I believe every place on earth has their own unique phrase “We have blank season, blank season and blank season.” Clearly it’s a pretty sardonic way of describing your environment but on the Gunflint Trail “We have Winter, mud season, and bug season”. For good reason this can be a huge component to any BWCA camping trip and we get phone calls about the bugs regularly asking about current conditions and how best to address their presence. I am going to do my best to answer both knowing that current conditions is always in flux and that if you’re in the woods in the summer there will be bugs of some kind. Mandatory Disclaimer: Everybody is affected by bugs differently and the way I prepare for and describe them is my own based on personal experience.
Let us start out with the fact that if you want to guarantee yourself a truly bug-free Boundary Waters experience you need to visit in January. Seriously though November through April is the only stretch I can confidently tell somebody they will not find bugs in the wilderness although most years I would include May as well. With that in mind everything else I have to say about bugs is what typically happens, with great variations in temperatures and moisture playing a huge role into how buggy your trip will be.
Most years will have people padding in bug free conditions until around Memorial Day when we get a first hatch of mosquitoes. I am by no means an entomologist but for whatever reason this first hatch seems like a trial run of prototype bugs; they are twice as large as typical mosquitoes, fly very slow, and don’t even bite. This annual siege of proboscis-less robo-skeeters is followed by roughly a week of bug free skies. This week always lulls us into a fantasy world and it typically ends around the time somebody notes that “Maybe the bugs won’t be so bad this year.” This asinine statement is followed by clouds of black flies that attack every orifice on your head and attempt the construction of sprawling subdivisions along every hairline not covered.
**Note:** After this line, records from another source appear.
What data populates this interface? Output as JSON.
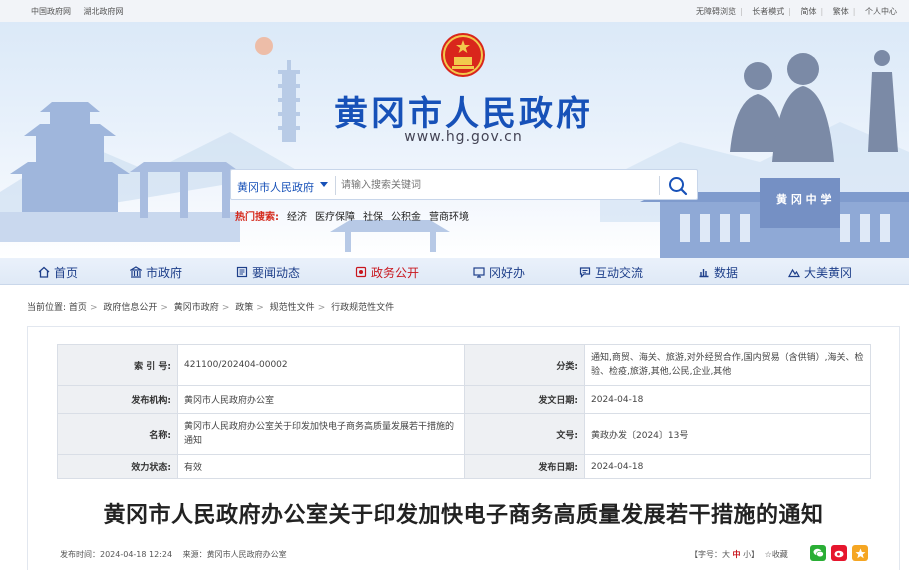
{
  "topbar": {
    "left_links": [
      "中国政府网",
      "湖北政府网"
    ],
    "right_links": [
      "无障碍浏览",
      "长者模式",
      "简体",
      "繁体",
      "个人中心"
    ]
  },
  "header": {
    "title": "黄冈市人民政府",
    "url": "www.hg.gov.cn",
    "school_sign": "黄 冈 中 学"
  },
  "search": {
    "scope": "黄冈市人民政府",
    "placeholder": "请输入搜索关键词"
  },
  "hot": {
    "label": "热门搜索:",
    "keywords": [
      "经济",
      "医疗保障",
      "社保",
      "公积金",
      "营商环境"
    ]
  },
  "nav": {
    "items": [
      {
        "label": "首页",
        "icon": "home-icon",
        "active": false
      },
      {
        "label": "市政府",
        "icon": "building-icon",
        "active": false
      },
      {
        "label": "要闻动态",
        "icon": "news-icon",
        "active": false
      },
      {
        "label": "政务公开",
        "icon": "document-icon",
        "active": true
      },
      {
        "label": "冈好办",
        "icon": "monitor-icon",
        "active": false
      },
      {
        "label": "互动交流",
        "icon": "chat-icon",
        "active": false
      },
      {
        "label": "数据",
        "icon": "chart-icon",
        "active": false
      },
      {
        "label": "大美黄冈",
        "icon": "mountain-icon",
        "active": false
      }
    ]
  },
  "breadcrumb": {
    "prefix": "当前位置:",
    "items": [
      "首页",
      "政府信息公开",
      "黄冈市政府",
      "政策",
      "规范性文件",
      "行政规范性文件"
    ]
  },
  "meta": {
    "index_label": "索 引 号:",
    "index_value": "421100/202404-00002",
    "category_label": "分类:",
    "category_value": "通知,商贸、海关、旅游,对外经贸合作,国内贸易（含供销）,海关、检验、检疫,旅游,其他,公民,企业,其他",
    "issuer_label": "发布机构:",
    "issuer_value": "黄冈市人民政府办公室",
    "issue_date_label": "发文日期:",
    "issue_date_value": "2024-04-18",
    "name_label": "名称:",
    "name_value": "黄冈市人民政府办公室关于印发加快电子商务高质量发展若干措施的通知",
    "docno_label": "文号:",
    "docno_value": "黄政办发〔2024〕13号",
    "status_label": "效力状态:",
    "status_value": "有效",
    "pub_date_label": "发布日期:",
    "pub_date_value": "2024-04-18"
  },
  "doc": {
    "title": "黄冈市人民政府办公室关于印发加快电子商务高质量发展若干措施的通知",
    "publish_time": "发布时间：2024-04-18 12:24",
    "source": "来源：黄冈市人民政府办公室",
    "fontsize_label": "【字号：",
    "fontsize_large": "大",
    "fontsize_medium": "中",
    "fontsize_small": "小】",
    "favorite": "收藏"
  },
  "colors": {
    "brand_blue": "#1751b8",
    "active_red": "#c8161d",
    "wechat_green": "#2aae35",
    "weibo_red": "#e6162d",
    "star_orange": "#f5a623"
  }
}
These hoards make us long for our vegetarian mosquito friends from a couple of weeks ago, right up until their viciously carnivorous smaller brethren join the outbreak.
This pincer maneuver by both black fly and mosquito typically occurs in the middle of June and lasts for a week or so until the final member of the insect triumvirate makes their final hellish appearance. Personally I think I am affected by them more than most people but when the no-see-ums (midges, sand flies, or Ceratopogonidae as it were) make their ungodly presence known I have no problem spending my free time on the screen porch. Dealing with mosquitoes is no big deal, they are honestly more of an auditory nuisance, with their tiniest of wings making the highest of pitch whine around your ears, their slow speeds and very noticeable bite making for easy and satisfying slapping. Black flies have numbers on their side and the fact that they are constantly on a kamikaze mission for your mouth, eyes and ear holes is much more bothersome than their bite, though not painful it will itch for a day or so especially if its on a meaty part of your body. If the ant is the champion of lifting 100 times its weight the no-see-um is the champion of bringing pain 100 times its size. All of a sudden it will feel like somebody is extinguishing a tiny cigarette on your hand and you’ll look down and see nothing, but upon closer inspection a pin head size black dot is sitting right where the pain is coming from; seriously this thing is microscopic. After unsatisfyingly smearing the useless thing from your hand a violently itchy bump will rise from the ashes like some dystopian phoenix and continue to remind you of its death for 20-30 minutes. When the triumvirate is all in force it’s downright lousy to be in the woods, but fortunately they do not join forces for very long or very often. By early July they are all manageable and come out only around sunrise and sunset and by the end of the month they really only come out after the rain. Into August the presence of all three at the same time is very rare and the no-see-ums and black flies are pretty much done for the year. Mosquitoes can still be quite bothersome in August and September anytime after it rains followed by some sun, but fortunately those two months are drier than most and the cool nights in September will reduce their numbers until we get a couple of hard frosts.
At this point you’re probably asking yourself “Why the hell would anybody want to subject themselves to the hoards of bugs in the Northwoods?” The answer to that questions is honestly they’re not as bad as I made it sound. Throughout the day and on the water you will likely experience very few bugs at all, most of your concern will be on portages and at campsites, especially in the morning and evening. Even when they are bad there are things you can do to help the situation.
Loose fitting long sleeve pants and shirts is the best method to keep the vast majority of the bugs away and after covering up like that a little bit of DEET on the top of your hat will go a long way. The black flies are not as deterred by bug spray and a lot of people like to use head nets, but I personally find a head net more bothersome than the bugs themselves and will stoke up a nice smoky fire if they become an issue. The one thing I see and smell people doing that is not helping their cause is showering and applying fragrant deodorants and perfumes the morning of their trip into the BWCA. During the days leading up to your trip a decrease in the number of showers and an increase in the intake of garlic would be your best way to prepare, but I know that won’t fly with most people.
These are just my thoughts on the matter and even when the bugs are at their worst they still don’t out weigh all of the amazing things that come with exploring and spending the night in Boundary Waters Canoe Area Wilderness.